The importance of recognizing the correlation between reading and writing goes beyond literature and writing. When we boil it down, the connection between the reading and writing process is an example of how communication helps us to develop the way we process the world around us.  In the same way that using Freud’s description of Melancholia helps us understand why Hamlet treats women so poorly, an understanding of the personal lives of refugees help us to understand the importance of providing aid in the refugee crisis. In America’s current climate, we see politicians and consumers alike jumping to radical conclusions with little to no context. Take for example this tweet from Donald Trump. When  2018 Teacher of the Year, Mandy Manning, was presented with her award, she presented Donald Trump with a collection of letters from her immigrant and refugee students. In a sense, she basically handed him several contexts by which to understand the crisis at hand. Manning recognized that Trump was jumping to conclusions about the types of people that were entering the country. Had Trump developed his ideas as he communicated with the stories of refugees, perhaps he would act more compassionately towards them.

Over the course of the semester we have written six essays with a variety of topics and methodologies. I present to you my four strongest. They show the skills I have developed over the course of the semester. In addition to these works, I have also included a process portfolio which shows my newly found understanding of the fluidity of the writing process and how that has shifted the way I understand literature as a whole
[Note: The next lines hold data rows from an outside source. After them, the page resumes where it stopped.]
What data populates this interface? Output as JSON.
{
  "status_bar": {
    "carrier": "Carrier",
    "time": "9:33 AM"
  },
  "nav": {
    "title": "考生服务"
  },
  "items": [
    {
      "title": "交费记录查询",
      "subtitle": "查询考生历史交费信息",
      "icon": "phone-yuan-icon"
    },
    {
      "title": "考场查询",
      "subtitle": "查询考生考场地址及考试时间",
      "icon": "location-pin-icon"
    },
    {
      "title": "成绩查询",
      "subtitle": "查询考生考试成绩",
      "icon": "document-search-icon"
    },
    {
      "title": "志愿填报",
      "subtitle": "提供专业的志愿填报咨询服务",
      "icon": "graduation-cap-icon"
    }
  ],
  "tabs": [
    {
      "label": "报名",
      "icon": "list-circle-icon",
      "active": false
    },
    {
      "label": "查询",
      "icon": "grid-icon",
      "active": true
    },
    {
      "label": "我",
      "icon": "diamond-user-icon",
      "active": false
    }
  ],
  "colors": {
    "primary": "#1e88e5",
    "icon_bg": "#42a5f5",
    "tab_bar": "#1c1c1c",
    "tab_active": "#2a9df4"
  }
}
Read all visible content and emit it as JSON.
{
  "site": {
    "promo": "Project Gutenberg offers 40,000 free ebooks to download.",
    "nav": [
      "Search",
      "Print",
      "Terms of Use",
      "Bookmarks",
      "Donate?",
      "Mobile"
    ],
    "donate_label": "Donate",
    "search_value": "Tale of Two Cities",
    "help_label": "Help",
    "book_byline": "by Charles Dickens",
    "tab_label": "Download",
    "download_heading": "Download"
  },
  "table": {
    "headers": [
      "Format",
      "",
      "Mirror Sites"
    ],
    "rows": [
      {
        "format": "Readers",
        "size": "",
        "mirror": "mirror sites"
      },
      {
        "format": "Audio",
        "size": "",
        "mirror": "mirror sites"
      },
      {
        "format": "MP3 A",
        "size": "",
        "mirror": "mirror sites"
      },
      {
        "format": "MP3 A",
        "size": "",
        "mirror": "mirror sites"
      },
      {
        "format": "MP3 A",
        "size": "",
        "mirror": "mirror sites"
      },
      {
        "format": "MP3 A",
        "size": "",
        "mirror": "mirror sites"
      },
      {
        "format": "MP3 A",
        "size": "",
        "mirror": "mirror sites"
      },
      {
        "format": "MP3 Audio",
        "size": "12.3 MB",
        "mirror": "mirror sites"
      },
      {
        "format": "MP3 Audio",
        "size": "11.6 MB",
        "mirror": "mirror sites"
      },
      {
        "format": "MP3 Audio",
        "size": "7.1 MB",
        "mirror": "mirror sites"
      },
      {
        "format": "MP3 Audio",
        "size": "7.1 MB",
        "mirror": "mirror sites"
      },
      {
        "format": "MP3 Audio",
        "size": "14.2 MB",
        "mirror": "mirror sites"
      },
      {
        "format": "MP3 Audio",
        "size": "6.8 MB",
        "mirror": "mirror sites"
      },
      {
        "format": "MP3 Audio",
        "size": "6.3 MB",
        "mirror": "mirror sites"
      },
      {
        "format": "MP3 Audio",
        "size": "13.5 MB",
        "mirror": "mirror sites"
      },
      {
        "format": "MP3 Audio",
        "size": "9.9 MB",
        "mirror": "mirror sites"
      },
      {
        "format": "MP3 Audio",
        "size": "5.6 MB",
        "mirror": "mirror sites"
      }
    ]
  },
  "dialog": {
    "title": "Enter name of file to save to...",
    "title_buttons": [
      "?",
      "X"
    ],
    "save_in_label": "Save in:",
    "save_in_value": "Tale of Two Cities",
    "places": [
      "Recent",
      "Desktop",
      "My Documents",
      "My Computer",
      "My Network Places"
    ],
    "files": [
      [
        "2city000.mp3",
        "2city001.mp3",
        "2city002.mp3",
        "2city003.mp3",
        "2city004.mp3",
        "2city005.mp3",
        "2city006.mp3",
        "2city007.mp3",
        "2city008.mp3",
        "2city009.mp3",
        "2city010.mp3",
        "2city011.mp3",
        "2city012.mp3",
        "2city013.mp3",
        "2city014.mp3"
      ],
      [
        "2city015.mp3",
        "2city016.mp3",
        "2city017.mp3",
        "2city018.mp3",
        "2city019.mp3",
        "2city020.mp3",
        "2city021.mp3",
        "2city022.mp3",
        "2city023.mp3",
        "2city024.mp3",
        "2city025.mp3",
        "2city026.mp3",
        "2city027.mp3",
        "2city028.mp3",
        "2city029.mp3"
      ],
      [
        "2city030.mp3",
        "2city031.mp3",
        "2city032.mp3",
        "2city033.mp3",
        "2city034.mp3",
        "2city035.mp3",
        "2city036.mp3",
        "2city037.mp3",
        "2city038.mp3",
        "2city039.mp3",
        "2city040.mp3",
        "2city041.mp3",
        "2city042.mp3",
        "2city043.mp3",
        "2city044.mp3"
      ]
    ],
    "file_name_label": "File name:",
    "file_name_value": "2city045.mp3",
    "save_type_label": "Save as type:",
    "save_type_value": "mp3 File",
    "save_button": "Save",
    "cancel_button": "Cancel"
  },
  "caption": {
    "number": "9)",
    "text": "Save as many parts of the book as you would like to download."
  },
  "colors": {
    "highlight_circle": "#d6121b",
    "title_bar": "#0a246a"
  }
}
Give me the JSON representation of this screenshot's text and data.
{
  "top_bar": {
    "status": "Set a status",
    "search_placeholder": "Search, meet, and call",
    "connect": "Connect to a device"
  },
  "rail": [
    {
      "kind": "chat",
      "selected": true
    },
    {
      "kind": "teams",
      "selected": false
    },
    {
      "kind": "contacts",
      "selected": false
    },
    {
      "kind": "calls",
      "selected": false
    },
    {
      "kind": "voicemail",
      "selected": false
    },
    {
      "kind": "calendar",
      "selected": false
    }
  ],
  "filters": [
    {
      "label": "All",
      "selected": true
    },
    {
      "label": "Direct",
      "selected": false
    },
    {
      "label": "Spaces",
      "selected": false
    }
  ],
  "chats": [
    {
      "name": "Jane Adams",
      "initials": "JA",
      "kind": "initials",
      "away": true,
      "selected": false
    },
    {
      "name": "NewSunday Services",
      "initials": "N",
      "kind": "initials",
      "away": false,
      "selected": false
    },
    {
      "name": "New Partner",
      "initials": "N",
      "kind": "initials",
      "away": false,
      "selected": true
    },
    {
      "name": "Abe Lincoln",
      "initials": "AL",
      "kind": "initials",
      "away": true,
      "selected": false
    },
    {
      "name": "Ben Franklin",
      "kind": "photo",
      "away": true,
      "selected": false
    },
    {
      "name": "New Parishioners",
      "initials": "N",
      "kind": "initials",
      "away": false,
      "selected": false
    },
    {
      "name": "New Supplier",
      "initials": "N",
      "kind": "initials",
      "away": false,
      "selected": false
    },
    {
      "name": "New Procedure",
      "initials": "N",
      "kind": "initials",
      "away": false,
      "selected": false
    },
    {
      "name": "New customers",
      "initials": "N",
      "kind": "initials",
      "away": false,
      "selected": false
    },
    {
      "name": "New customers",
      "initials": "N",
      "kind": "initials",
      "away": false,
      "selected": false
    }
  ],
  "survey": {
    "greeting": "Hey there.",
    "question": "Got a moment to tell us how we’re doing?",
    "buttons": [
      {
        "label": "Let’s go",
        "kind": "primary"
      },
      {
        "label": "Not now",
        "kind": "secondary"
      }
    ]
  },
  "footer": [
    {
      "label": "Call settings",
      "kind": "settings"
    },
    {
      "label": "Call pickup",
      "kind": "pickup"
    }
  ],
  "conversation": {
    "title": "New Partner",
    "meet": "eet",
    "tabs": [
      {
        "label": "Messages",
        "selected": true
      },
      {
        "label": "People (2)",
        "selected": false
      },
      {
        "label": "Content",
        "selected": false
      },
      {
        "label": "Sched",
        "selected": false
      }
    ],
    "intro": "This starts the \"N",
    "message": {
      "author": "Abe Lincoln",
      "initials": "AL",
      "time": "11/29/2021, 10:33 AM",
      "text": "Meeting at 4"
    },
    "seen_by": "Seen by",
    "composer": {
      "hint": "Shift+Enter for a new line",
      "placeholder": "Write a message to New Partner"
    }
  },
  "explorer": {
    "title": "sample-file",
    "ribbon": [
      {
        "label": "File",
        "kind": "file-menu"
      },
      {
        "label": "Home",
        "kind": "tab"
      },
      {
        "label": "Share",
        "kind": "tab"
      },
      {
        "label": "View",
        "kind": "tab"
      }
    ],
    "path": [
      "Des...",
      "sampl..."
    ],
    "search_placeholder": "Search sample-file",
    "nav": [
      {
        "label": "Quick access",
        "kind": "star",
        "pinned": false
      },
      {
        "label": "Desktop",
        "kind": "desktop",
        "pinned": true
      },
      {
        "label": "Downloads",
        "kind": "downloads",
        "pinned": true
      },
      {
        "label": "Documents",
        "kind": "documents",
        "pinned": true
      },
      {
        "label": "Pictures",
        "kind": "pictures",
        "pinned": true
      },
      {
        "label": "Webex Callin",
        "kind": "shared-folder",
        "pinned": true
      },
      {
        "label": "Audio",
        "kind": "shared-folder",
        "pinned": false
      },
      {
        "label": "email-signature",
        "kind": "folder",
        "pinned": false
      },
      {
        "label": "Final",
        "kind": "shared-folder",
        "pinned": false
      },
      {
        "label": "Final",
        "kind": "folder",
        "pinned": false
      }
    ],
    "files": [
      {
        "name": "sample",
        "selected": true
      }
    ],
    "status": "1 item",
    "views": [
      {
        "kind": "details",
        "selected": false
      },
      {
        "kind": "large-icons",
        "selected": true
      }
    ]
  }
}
My first essay “The Power of the Audience in The Tempest”, is a close reading of The Tempest using historical context. I was working from a close reading that I had already written so my eyes were really opened to the power of research. Research not only adds depth to an argument, but it can lead the claim itself in an entirely new direction.

I then took my next essay, “The Tempest: Shakespeare’s Rebellion” one step further by incorporating critical sources and inserting my own ideas into a conversation. The process of developing this essay taught me that while sources can be helpful they can also take a paper on the right track and derail it entirely. I found that the critical source I was using was unreliable and ultimately took away from the strength of my argument.

Next is, “Losing Order in Loss: Tracking Hamlet’s Melancholia,” a psychoanalytic critique of Hamlet. Dealing with Freud, a more complex, methodological context, taught me the importance of clearly and thoroughly articulating the content of a source. Doing this in my revisions helped me to clarify my claim and structure my argument better.

By the time I sat down to write my feminist critique, “Performative Gender in Hamlet’s Grief,” I was relatively confident in using methodological sources. My next step was to find a way to apply that context so that I can support my argument with a strong logical foothold.

Along with realizing that the writing process is complex, I have also realized that there are times when an essay is not worth pursuing. I found this to be true in my initial close reading of The Tempest, which I chose to develop using strategies we learned later in the class, and in a social critique of Hamlet, which required more effort to revise than I could give without sacrificing the quality of some of my other pieces. More details about this process can be found in the process portfolio.

I realized that sources are not only used to strengthen an argument, they are used to put a piece of writing into conversation. They help to develop ideas rather than strengthening pre existing ones. In such a politically divisive time, this skill is more important than ever. Going forward, I will aim to seek out conversations in order to develop my ideas to the fullest extent.